“I just heard Farokh saying that Parsees don’t have a dirty bone in their body. But you recently spoke a lot about the current [national] selectors. In that statement, you even passed a snide remark about me. You said ‘she has hardly played any cricket.’ I would like to tell you that I have played 30 Test matches and that’s not little,” Edulji, 63, a former left-arm spinner, who claimed 63 Tests wickets and 46 ODI scalps [from 34 ODIs] told Engineer.
While speaking at an event in Pune last month, Engineer had ridiculed the credentials of the MSK Prasad-led five-member Indian selection committee. He had also called the CoA’s 33-month tenure a waste of time and said that the three-member panel had no idea about the game though Edulji had played a little cricket.”
In response to Edulji’s outburst, Engineer, who represented India in 46 Tests and five ODIs between 1961 to 1975, said: “I speak my mind. When I said that the CoA were a waste of time, I meant it. I don’t think much came out of it [CoA] really and the money that was paid—crores—could have been better utilised for cricket at the grassroot level for young, poor people.
There was nothing personal against you. About the selectors, there was a reason for that comment.”

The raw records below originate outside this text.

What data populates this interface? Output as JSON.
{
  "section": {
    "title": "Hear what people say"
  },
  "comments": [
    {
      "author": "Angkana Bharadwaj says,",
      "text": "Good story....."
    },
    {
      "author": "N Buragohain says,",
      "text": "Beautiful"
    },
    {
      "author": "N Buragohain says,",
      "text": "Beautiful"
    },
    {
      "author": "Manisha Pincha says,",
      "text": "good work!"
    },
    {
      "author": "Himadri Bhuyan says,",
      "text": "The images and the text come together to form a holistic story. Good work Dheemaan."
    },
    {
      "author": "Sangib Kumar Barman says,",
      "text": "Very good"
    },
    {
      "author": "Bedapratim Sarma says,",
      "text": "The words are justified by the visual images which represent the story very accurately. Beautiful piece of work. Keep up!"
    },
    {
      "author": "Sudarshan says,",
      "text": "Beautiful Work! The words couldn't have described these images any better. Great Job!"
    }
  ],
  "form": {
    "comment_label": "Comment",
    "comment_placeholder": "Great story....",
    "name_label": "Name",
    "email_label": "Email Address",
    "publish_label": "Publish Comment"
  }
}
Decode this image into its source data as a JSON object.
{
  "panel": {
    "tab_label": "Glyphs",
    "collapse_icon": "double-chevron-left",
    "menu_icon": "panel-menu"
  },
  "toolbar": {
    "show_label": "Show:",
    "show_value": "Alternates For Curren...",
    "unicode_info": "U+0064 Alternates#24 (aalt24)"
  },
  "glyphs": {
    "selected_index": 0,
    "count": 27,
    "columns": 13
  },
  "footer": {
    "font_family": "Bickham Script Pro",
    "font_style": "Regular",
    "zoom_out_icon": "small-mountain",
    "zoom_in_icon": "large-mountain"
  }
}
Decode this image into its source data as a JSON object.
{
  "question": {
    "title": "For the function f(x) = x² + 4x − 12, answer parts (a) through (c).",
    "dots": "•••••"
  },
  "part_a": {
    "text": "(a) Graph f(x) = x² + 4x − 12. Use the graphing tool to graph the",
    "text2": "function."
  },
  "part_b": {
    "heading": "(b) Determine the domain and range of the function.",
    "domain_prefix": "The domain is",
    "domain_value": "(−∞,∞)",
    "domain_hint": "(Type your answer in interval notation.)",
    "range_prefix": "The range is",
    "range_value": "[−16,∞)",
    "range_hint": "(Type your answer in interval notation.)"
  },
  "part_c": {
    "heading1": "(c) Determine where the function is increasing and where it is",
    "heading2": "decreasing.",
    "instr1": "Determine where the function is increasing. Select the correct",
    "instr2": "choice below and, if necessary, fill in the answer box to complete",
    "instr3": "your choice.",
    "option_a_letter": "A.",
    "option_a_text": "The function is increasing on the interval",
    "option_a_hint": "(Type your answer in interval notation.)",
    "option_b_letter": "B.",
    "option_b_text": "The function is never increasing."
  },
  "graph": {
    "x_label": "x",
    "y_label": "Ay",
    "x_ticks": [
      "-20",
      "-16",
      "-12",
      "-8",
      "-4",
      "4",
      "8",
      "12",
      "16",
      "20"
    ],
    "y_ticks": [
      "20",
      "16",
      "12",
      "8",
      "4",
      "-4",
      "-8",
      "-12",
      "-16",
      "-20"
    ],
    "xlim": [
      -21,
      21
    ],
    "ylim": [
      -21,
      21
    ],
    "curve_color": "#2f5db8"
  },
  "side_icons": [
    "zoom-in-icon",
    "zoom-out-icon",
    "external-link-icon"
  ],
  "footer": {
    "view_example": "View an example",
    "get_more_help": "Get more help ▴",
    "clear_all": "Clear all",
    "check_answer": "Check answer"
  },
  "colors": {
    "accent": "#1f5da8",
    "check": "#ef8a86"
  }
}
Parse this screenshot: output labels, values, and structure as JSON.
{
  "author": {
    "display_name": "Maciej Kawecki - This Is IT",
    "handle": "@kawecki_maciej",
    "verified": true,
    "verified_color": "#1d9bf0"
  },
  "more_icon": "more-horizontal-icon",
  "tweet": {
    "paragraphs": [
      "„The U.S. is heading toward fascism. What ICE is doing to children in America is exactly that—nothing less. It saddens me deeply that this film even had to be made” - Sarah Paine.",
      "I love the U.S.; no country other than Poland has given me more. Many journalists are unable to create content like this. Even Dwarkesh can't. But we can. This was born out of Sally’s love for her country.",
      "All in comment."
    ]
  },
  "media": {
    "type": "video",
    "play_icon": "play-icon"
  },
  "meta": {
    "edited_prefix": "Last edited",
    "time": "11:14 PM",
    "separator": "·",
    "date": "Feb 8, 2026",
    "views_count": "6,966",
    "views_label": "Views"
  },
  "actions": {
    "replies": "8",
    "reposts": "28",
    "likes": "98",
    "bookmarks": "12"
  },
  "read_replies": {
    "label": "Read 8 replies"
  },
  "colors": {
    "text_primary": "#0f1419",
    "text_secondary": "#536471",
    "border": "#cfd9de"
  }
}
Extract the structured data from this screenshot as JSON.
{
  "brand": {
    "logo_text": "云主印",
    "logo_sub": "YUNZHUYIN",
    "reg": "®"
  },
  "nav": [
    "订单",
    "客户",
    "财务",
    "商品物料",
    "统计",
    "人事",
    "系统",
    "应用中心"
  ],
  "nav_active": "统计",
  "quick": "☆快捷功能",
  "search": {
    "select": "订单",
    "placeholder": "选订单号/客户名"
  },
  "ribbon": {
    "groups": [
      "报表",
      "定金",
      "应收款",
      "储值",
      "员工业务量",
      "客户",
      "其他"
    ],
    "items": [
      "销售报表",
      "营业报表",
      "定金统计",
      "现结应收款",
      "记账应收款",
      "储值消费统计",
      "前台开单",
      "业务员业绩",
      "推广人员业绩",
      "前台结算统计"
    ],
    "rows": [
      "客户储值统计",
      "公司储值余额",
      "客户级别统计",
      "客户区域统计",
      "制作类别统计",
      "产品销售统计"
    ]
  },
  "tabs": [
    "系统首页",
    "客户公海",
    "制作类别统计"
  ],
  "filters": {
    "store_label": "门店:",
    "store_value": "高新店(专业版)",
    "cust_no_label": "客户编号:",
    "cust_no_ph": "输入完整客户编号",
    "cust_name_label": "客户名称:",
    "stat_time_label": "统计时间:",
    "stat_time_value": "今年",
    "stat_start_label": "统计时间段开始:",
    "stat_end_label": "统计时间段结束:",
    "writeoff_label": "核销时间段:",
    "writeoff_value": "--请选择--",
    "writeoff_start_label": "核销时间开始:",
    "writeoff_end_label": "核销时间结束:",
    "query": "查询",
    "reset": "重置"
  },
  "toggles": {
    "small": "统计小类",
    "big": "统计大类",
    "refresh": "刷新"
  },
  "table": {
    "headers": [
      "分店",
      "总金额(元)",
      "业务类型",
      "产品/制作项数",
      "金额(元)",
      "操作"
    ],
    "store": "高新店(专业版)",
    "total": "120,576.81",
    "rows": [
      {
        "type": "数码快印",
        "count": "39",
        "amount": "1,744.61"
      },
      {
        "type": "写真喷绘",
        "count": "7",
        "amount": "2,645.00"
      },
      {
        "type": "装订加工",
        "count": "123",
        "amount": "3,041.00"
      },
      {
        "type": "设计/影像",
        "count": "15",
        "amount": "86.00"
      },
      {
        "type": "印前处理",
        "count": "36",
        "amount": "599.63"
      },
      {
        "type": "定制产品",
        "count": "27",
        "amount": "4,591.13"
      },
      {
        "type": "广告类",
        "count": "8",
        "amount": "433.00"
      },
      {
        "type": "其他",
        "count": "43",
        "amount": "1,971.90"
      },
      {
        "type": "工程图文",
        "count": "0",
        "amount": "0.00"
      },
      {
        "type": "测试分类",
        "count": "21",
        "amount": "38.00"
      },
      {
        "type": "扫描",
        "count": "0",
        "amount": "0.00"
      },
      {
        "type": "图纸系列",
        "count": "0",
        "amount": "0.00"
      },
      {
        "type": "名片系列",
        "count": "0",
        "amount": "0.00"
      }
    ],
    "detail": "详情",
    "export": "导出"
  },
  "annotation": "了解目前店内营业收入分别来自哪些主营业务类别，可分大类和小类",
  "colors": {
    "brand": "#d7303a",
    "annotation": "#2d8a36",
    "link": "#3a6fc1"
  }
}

Later, Edulji told reporters that the CoA had helped improve the standard of the game in the country. “The CoA was brought in with a purpose. We covered a lot of ground, we tried to improve the standard of cricket, the infrastructure. The players have benefited a lot and that’s why the performance of the teams—both men and women—have been outstanding. On the whole, our main purpose was to hold the elections and move on. It couldn’t have gone on for ages. I am glad that the term is over and the BCCI is back to its normal ways,” she said.